Barcelona - Anger and dismay have erupted at the International Aids Conference following Dr Manto Tshabalala-Msimang's comment that anti-retrovirals are "poisons" killing "our people".

Several South African scientists at the Barcelona conference said they were extremely embarrassed by the health minister's remarks, which had undermined South Africa's international image.

Said one government health official, who asked not to be named: "We put so much effort in trying to boost South Africa's image, and then this happens. It is very disappointing."

Tshabalala-Msimang's remarks, later denied by her special adviser, Patricia Lambert, as untrue, were reportedly made to a journalist from Newsday following the opening of the department of health's HIV and Aids stand at the conference.

Lambert said the word "poison" was not used and that the minister was simply "asking why the US Food and Drug Administration had not registered single-dose nevirapine".

During the interview, the minister also reportedly said she was unhappy with last week's Constitutional Court ruling that ordered the government to supply the drug.

"We will implement it because we are forced to implement it," Newsday newspaper quoted her as saying.

Professor James McIntyre, head of the perinatal research unit at Chris Hani Baragwanath Hospital, said: "Quite frankly, her remarks, if true, are downright ridiculous. She has already sanctioned the use of nevirapine in 250 sites in the country, so are all those people being poisoned as well? There is so much quality science going on in South Africa that we really don't need this."

McIntyre said there was a wealth of knowledge that proved the efficacy of single-dose nevirapine to prevent the transmission of the virus from an HIV-positive mother to her newborn baby.

Professor Gerry Coovadia, head of Aids research at the Nelson Mandela School of Medicine in Durban, said it was a pity that leaders in SA's health sector were still casting doubt on the efficacy of a drug that had proved itself to be very effective in reducing HIV transmission from mother to baby.

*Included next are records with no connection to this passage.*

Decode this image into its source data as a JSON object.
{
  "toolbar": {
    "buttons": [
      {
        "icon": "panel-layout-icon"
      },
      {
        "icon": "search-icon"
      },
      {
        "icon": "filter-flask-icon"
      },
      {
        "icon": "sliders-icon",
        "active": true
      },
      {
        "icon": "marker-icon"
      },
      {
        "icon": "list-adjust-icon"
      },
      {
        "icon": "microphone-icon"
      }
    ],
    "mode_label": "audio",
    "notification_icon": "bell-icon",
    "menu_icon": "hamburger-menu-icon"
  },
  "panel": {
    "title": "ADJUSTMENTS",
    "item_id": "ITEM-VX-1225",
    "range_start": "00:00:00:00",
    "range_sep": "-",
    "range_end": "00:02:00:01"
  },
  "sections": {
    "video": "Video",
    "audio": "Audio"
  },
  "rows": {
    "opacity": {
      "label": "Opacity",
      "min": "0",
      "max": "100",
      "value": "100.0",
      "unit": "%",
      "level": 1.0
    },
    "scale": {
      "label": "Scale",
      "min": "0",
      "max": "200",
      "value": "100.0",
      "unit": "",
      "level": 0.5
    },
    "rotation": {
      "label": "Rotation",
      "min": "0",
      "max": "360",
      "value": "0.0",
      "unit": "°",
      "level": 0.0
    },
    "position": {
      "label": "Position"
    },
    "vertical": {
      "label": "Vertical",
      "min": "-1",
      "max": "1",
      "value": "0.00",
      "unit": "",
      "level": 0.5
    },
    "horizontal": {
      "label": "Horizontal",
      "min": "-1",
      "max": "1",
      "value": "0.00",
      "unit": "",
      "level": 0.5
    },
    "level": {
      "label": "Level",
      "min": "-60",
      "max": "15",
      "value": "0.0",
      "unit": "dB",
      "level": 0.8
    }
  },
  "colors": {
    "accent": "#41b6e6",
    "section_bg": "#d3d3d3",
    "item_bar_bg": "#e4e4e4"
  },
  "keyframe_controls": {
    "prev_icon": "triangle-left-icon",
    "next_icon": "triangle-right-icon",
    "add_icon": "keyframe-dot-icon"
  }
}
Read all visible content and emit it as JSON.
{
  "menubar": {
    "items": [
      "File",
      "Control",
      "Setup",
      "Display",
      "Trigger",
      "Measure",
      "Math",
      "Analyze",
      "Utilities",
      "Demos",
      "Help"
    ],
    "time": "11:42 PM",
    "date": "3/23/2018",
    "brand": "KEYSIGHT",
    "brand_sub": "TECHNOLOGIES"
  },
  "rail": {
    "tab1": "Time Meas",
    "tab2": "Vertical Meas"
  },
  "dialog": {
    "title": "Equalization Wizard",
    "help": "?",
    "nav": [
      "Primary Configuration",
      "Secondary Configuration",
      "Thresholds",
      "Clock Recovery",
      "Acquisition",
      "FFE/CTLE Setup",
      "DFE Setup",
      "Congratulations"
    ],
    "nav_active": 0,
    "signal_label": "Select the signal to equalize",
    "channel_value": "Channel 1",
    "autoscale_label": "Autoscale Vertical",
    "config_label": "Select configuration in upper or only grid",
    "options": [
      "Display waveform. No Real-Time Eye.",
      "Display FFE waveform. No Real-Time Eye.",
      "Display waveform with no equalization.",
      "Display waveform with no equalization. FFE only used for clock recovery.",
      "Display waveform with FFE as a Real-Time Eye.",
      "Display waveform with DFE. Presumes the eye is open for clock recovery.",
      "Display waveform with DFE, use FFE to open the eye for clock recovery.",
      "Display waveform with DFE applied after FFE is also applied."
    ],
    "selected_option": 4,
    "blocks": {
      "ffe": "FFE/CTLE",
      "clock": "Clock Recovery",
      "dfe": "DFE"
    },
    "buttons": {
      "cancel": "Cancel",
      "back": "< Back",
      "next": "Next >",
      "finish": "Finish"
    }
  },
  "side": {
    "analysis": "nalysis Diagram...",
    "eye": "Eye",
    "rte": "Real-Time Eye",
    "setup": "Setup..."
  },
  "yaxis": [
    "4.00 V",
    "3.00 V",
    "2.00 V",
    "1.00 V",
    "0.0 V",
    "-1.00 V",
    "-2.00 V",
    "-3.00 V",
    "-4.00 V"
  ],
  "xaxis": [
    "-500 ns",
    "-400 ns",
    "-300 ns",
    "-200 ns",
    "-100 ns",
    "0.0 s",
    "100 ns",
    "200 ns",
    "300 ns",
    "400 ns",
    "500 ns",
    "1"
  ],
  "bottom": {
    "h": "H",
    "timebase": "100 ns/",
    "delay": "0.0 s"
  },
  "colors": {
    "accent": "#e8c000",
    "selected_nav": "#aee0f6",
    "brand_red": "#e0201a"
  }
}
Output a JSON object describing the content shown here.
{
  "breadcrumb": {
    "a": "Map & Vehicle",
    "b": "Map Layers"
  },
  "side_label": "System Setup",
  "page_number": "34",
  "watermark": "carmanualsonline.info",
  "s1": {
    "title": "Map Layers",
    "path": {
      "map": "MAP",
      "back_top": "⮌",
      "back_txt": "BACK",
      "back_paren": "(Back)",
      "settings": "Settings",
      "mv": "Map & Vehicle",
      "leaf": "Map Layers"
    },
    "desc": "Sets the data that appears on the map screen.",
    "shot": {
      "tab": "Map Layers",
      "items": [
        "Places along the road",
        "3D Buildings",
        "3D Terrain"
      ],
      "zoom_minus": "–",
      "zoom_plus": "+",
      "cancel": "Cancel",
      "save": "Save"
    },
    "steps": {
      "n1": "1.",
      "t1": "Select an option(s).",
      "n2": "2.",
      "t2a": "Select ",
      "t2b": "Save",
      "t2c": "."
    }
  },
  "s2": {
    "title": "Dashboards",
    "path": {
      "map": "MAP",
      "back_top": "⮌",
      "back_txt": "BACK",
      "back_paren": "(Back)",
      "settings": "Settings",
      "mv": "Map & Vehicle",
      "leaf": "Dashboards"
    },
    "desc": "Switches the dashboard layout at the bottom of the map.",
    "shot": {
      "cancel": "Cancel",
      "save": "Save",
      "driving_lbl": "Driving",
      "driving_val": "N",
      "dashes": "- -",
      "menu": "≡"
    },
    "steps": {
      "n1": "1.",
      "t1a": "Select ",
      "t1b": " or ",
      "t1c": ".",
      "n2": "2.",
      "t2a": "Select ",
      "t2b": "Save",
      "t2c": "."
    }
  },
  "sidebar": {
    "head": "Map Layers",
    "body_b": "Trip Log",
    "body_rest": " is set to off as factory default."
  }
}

Said Coovadia, who is involved in several discussions at the conference: "My advice would have been for her to listen to presentations by some of the world's top scientists. There's much new evidence being presented here this week which is of vital importance to us in South Africa."

However, that isn't an option, as the minister flew back to SA before the first day of the five-day conference had barely begun.

The Spanish Minister of Health, Celia Villalobos, has also come under harsh media treatment for cutting state pensions for people with Aids. And she was booed during her opening address.